Cubs manager Joe Maddon turned to the bullpen following Cincinnati's third inning explosion, and things did not get much better from there.

With the Cubs down six runs in the bottom of the eight inning, Maddon brought in catcher Chris Gimenez to pitch. 

This was not new territory for Gimenez, who despite being a catcher, now has 10 MLB pitching appearances to his name. 

Down six runs, Gimenez didn't have a lot to lose. But Reds first basemen Joey Votto hammered a fastball in the zone for his eighth homer of the year.

Gimenez had a career ERA of 8.00 before Saturday's appearance, and he certainly didn't do much to help lower that figure.

According to ESPN's Jesse Rogers: "Including one today, Cubs relievers have allowed 41.1 percent of inherited runners to score in June, sixth most in the NL." 

A tired bullpen is certainly cause for concern for the Cubs, who are locked into a battle in the NL Central with the Brewers and Cardinals.
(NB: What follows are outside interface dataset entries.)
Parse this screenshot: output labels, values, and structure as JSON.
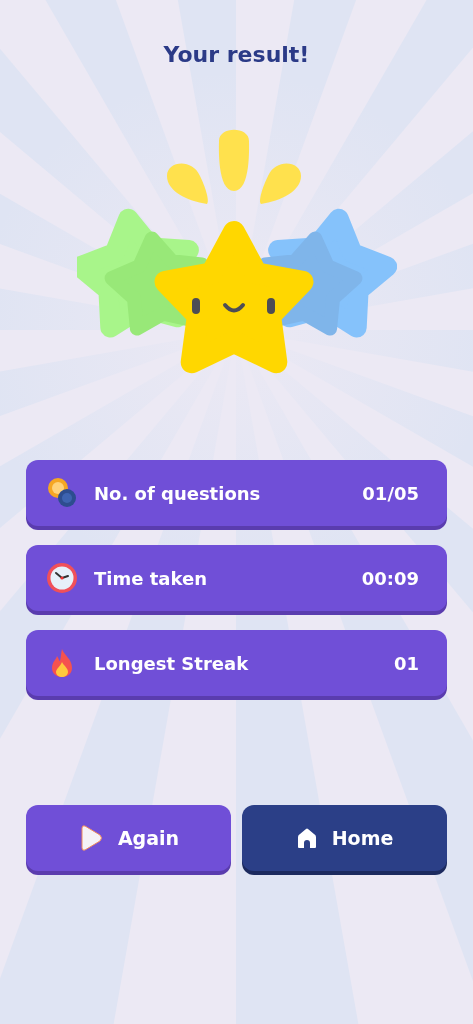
{
  "title": "Your result!",
  "stats": [
    {
      "kind": "questions",
      "label": "No. of questions",
      "value": "01/05"
    },
    {
      "kind": "time",
      "label": "Time taken",
      "value": "00:09"
    },
    {
      "kind": "streak",
      "label": "Longest Streak",
      "value": "01"
    }
  ],
  "buttons": [
    {
      "kind": "again",
      "label": "Again"
    },
    {
      "kind": "home",
      "label": "Home"
    }
  ]
}
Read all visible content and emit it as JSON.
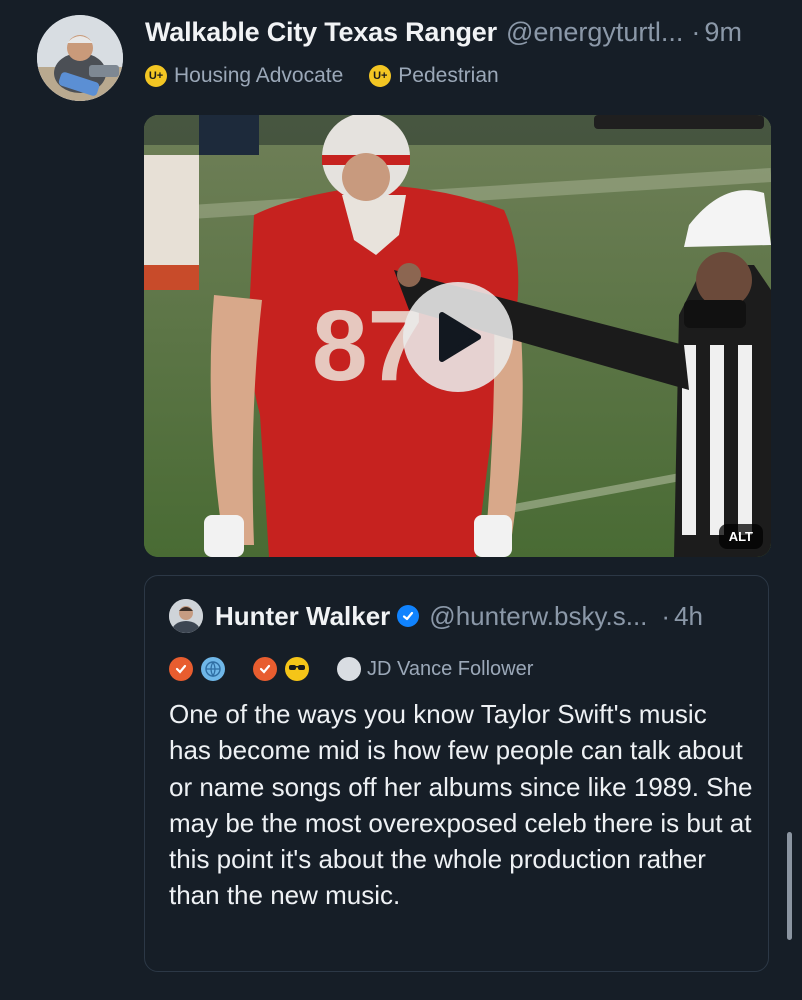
{
  "post": {
    "author_name": "Walkable City Texas Ranger",
    "author_handle": "@energyturtl...",
    "separator": "·",
    "time": "9m",
    "badges": [
      {
        "icon": "U+",
        "label": "Housing Advocate"
      },
      {
        "icon": "U+",
        "label": "Pedestrian"
      }
    ],
    "media": {
      "alt_label": "ALT",
      "play_icon": "play-icon"
    }
  },
  "quote": {
    "author_name": "Hunter Walker",
    "author_handle": "@hunterw.bsky.s...",
    "separator": "·",
    "time": "4h",
    "badge_label": "JD Vance Follower",
    "text": "One of the ways you know Taylor Swift's music has become mid is how few people can talk about or name songs off her albums since like 1989. She may be the most overexposed celeb there is but at this point it's about the whole production rather than the new music."
  },
  "colors": {
    "background": "#161e27",
    "muted_text": "#8b98a8",
    "verified_blue": "#1083fe",
    "badge_yellow": "#f3c623"
  }
}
Maddon was surely hoping to keep his bullpen arms fresh with the move, seeing as the game was already out of reach. 

So yes, the game did end in a 11-2 win for the Reds. But with a grand-slam by a pitcher—on his first career HR no less—and four-seam fastballs from a catcher, Cubs baseball always keep things interesting.